Ken Melvoin-Berg, one of the three guest lecturers at Prof. J. Michael Bailey’s after-class demonstration, has spent the past two days in a media whirlwind.
More than a week after Bailey permitted the live performance of a sex act in an optional after-class demonstration on Feb. 21, the news has generated national — and even international — headlines. As early as 5 a.m. Thursday, local broadcast stations had set up vans around campus to begin coverage.

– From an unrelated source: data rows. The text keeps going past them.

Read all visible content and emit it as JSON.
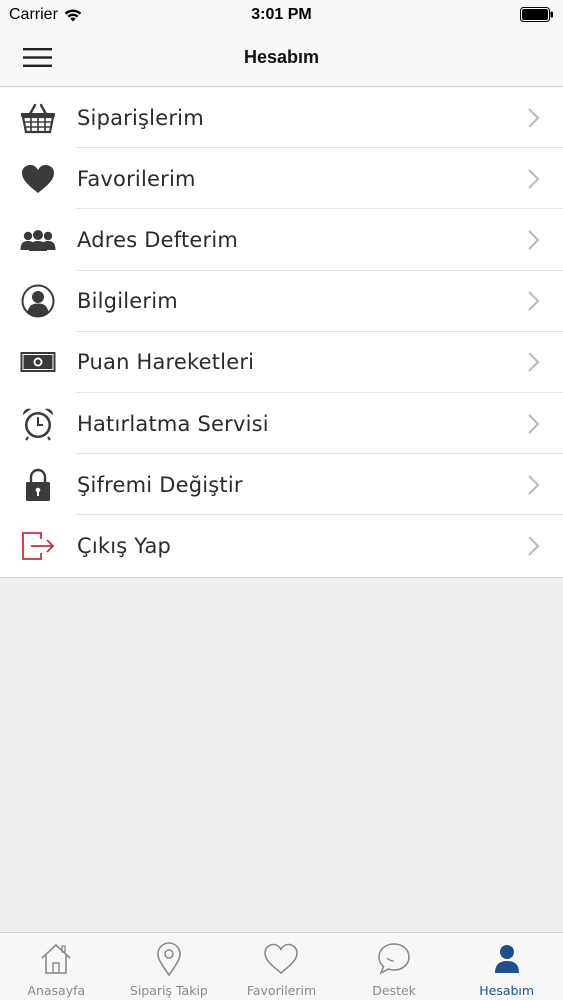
{
  "status_bar": {
    "carrier": "Carrier",
    "time": "3:01 PM"
  },
  "nav": {
    "title": "Hesabım"
  },
  "menu": {
    "items": [
      {
        "label": "Siparişlerim",
        "icon": "basket-icon"
      },
      {
        "label": "Favorilerim",
        "icon": "heart-icon"
      },
      {
        "label": "Adres Defterim",
        "icon": "people-icon"
      },
      {
        "label": "Bilgilerim",
        "icon": "user-circle-icon"
      },
      {
        "label": "Puan Hareketleri",
        "icon": "banknote-icon"
      },
      {
        "label": "Hatırlatma Servisi",
        "icon": "alarm-clock-icon"
      },
      {
        "label": "Şifremi Değiştir",
        "icon": "lock-icon"
      },
      {
        "label": "Çıkış Yap",
        "icon": "logout-icon"
      }
    ]
  },
  "tabs": [
    {
      "label": "Anasayfa",
      "icon": "home-icon",
      "active": false
    },
    {
      "label": "Sipariş Takip",
      "icon": "location-pin-icon",
      "active": false
    },
    {
      "label": "Favorilerim",
      "icon": "heart-outline-icon",
      "active": false
    },
    {
      "label": "Destek",
      "icon": "chat-bubble-icon",
      "active": false
    },
    {
      "label": "Hesabım",
      "icon": "person-icon",
      "active": true
    }
  ],
  "colors": {
    "active_tab": "#1f4f8c",
    "inactive_tab": "#8a8a8a",
    "logout_accent": "#c8323a",
    "icon_dark": "#3a3a3a"
  }
}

Melvoin-Berg, who gives sex tours in Chicago, spoke about bondage, domination, sadism and masochism at the demonstration. Then, partners Jim Marcus and Faith Kroll, who had accompanied Melvoin-Berg for the BDSM discussion, demonstrated female orgasm with the use of a motorized sex toy for a group of students who had been warned repeatedly of the explicit nature of the demonstration.
The trio had not planned this demonstration in advance. They witnessed the end of Bailey’s regular lecture, which included a video of a woman reaching orgasm. The video mentioned that the G-spot and female ejaculation have yet to be verified.
“We have a tool in here that can actually demonstrate both of these items,” Melvoin-Berg recalls telling Bailey. Kroll, an exhibitionist, agreed to be penetrated onstage and Bailey supported the decision. Kroll could not be reached for comment at this time.
“My decision to say ‘yes’ reflected my inability to come up with a legitimate reason why students should not be able to watch such a demonstration,” Bailey wrote in a statement, which he has sent to reporters and his students.
President Morton Schapiro issued a statement saying he was “troubled and disappointed” by the incident, and that he has called for an investigation. Director of Media Relations Mary Jane Twohey declined to comment on the details, saying, “What we have now is the statement, and that’s what I have to tell you.”
Even so, Melvoin-Berg said he does not regret the demonstration.
“We’re actually getting a lot of sex-positive information out there about a lot of very esoteric issues,” he said. “I don’t see this as a negative thing in any way, shape or form. I can see that this is a controversy but I would do the demonstration over exactly the way I did.”
Melvoin-Berg noted that he has received more than 100 emails from students who were present at the lecture. He said their responses have been exclusively positive.
Weinberg sophomore Jennifer Kao chose to stay for the demonstration, and she said she was not offended by it. She noticed some people leave as Bailey and the speakers warned them about the sexually explicit nature of their demonstration but she said she found it very educational. She has been “kind of shocked” by the media attention and Schapiro’s statement.
“I understand that it can be scandalous on a small scale. I don’t think it should be that much of a deal, especially on a college campus,” Kao said. “If [Bailey] wants to teach about human sexuality, what’s better than a demonstration?”
This is the type of response that Melvoin-Berg said he hoped for. He said he wanted to educate students and show them the diversity of sexuality.
“We used the saw on [Kroll] and I think to great effect,” he said. “This is a really good educational tool. One of the things that we gear our lectures towards is that these may be future psychologists and this is going to add to their body of knowledge.”
Full disclosure: Jordyn Wolking is enrolled in Bailey’s human sexuality class. She was not present for the demonstration.